According to the most recent estimates, more than 4.5 million people are bitten by a dog every year. In addition to being painful, dog bites can cause injuries and infections. The Centers for Disease Control and Prevention (CDC) report that roughly 1 in 5 people bitten by a dog require medical attention.
In Arizona, which is consistently ranked one of the most pet-friendly states in the country, there were 34,151 emergency department visits and 2,358 inpatient hospitalizations for dog bites from 2008-2012.
So what happens when someone is bitten by a dog in Arizona? Let’s take a close look at Arizona’s dog bite laws.
Arizona is one of a handful of states with a strict liability law for dog bite claims. This means that a dog owner is liable for the injuries caused by their dog as long as the injured person can prove that:
This is different from many states which follow a “one-free-bite rule,” which protects the owner from being liable for a dog bite unless the injured person can show that the owner should have known about their dog’s violent tendencies (for example, if the dog had previously bitten someone and the owner knew about it).
But what happens if a dog causes damages without biting you?
It’s possible for a dog to injure a person without biting them. For example, a dog left off his leash at the park may jump on a child and scratch the child’s eye causing serious damage.
Under Arizona law, any person injured by a dog can bring a negligence claim as an alternative to the statutory strict liability claim. Under a negligence claim, the injured person would have to show that the dog’s owner failed to use reasonable care to control their dog and this failure resulted in the injury. In the example above, the dog’s owner would likely be found negligent for failing to put a leash on their dog.
The dog owner is almost always liable in a dog bite case. The only exception is if the dog is stolen from the owner and then bites someone.
In addition, Arizona Revised Statute 11-1020 states that if a dog is “at large” when it bites someone, the person who allowed the dog to be at large can be held liable. A dog is “at large” if it’s:
There are two primary defenses to a dog-bite claim.
First, the owner won’t be liable if they can prove that the injured person provoked their dog. There’s no clear definition of what constitutes “provocation” for purposes of this defense. However, case law suggests that it’s not always necessary that the dog be provoked directly. For example, physically attacking the dog’s owner while the dog is nearby could constitute “provocation” sufficient for the owner to avoid liability.
Second, the owner may not be liable if the injured person was bit while unlawfully on the owner’s property. However, in some cases, the owner has a duty to warn trespassers that a dog is on the property by, for example, posting signs.
In Arizona, a person injured by a dog bite can recover the following damages:
In most cases, the injured person will recover economic damages and noneconomic damages. Punitive damages are rarely awarded, but may be available in extreme cases. For example, if an owner instructed their dog to attack the injured person, punitive damages will likely be awarded to the injured person.

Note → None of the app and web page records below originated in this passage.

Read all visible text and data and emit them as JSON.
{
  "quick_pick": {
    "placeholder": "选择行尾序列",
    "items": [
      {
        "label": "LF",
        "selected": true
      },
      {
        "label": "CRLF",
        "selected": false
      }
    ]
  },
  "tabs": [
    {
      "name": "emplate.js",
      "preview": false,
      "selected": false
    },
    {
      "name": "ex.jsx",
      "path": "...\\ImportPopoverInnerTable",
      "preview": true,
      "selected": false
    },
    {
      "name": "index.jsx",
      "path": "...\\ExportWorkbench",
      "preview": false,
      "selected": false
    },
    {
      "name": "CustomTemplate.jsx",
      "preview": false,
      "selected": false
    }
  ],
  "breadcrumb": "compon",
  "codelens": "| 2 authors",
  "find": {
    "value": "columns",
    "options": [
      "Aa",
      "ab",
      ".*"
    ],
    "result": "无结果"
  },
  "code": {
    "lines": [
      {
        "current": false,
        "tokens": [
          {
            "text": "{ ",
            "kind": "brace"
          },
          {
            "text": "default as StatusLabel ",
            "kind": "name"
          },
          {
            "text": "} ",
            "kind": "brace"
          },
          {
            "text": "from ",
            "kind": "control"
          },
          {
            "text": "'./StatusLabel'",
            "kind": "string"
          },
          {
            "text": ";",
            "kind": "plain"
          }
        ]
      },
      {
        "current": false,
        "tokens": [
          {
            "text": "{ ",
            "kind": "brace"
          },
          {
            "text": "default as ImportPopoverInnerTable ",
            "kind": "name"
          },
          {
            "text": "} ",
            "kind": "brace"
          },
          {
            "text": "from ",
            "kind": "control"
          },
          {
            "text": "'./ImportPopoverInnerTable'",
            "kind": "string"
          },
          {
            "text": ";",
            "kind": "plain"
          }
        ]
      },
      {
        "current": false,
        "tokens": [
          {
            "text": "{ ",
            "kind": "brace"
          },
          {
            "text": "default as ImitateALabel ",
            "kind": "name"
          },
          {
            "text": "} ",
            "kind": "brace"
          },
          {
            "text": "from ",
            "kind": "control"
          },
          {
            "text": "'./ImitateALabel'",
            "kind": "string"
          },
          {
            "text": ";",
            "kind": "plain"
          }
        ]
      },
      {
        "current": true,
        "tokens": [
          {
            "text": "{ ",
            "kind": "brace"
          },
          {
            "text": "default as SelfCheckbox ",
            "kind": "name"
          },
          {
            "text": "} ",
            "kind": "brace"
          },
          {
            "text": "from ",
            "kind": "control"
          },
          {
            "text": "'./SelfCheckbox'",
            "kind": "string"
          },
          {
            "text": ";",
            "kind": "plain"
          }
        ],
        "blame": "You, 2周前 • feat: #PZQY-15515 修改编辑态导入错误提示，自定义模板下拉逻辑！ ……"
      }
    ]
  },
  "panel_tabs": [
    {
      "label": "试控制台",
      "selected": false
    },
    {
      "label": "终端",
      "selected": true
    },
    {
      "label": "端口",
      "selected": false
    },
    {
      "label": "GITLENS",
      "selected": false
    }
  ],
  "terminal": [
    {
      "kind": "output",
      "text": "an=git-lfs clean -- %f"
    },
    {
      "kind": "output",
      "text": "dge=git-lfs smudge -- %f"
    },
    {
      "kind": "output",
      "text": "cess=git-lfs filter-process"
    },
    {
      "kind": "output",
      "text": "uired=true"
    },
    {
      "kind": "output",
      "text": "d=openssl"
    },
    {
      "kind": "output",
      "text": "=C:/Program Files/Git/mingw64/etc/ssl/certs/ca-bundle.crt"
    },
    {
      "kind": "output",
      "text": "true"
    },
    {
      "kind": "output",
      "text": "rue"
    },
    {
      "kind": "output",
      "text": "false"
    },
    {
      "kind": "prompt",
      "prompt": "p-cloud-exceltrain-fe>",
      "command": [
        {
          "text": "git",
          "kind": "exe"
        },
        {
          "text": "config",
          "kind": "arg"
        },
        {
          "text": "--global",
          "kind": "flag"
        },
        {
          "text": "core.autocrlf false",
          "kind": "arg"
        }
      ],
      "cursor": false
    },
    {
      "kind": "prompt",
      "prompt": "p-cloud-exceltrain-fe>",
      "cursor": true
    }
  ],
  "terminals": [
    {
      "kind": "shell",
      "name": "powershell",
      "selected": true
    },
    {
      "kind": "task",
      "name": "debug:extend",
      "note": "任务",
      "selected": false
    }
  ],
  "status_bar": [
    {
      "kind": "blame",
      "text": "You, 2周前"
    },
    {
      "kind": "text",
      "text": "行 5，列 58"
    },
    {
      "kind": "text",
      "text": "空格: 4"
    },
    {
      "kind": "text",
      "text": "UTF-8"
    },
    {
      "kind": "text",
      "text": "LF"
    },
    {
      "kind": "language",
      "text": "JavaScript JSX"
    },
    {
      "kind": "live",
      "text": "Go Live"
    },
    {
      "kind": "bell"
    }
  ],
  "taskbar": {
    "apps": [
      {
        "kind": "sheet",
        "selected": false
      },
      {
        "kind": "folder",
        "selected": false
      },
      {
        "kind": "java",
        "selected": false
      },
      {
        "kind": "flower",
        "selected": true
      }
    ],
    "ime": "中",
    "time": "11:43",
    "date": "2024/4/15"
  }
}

Keep in mind that many homeowners insurance policies provide coverage for dog bites, which increases your chances of recovery in the event that the owner doesn’t have any money.
The CDC provides a list of “do’s and don’ts” to help prevent dog bites:
Things you should do to avoid being bit by a dog include:
Things you shouldn’t do include:
There are 3 critical steps you should take following a dog bite.
Step 1: Report the dog bite to your appropriate municipal animal control office. The relevant contact information is listed below.
Be prepared to describe the dog and the location where the attack occurred. Officials will try to find the dog to investigate the claim and may take further action to quarantine the animal at a pound or veterinary hospital.
Step 2: Seek medical attention and keep track of all your medical expenses. This evidence will be critical if you pursue a lawsuit.
Step 3: Talk to an experienced Arizona personal injury attorney. The statute of limitations for filing a dog bite claim is only 1 year (2 years if you file a negligence claim) from the time of the dog bite. Because of this, it’s important to contact an attorney sooner than later so you don’t risk having your case dismissed on a technicality.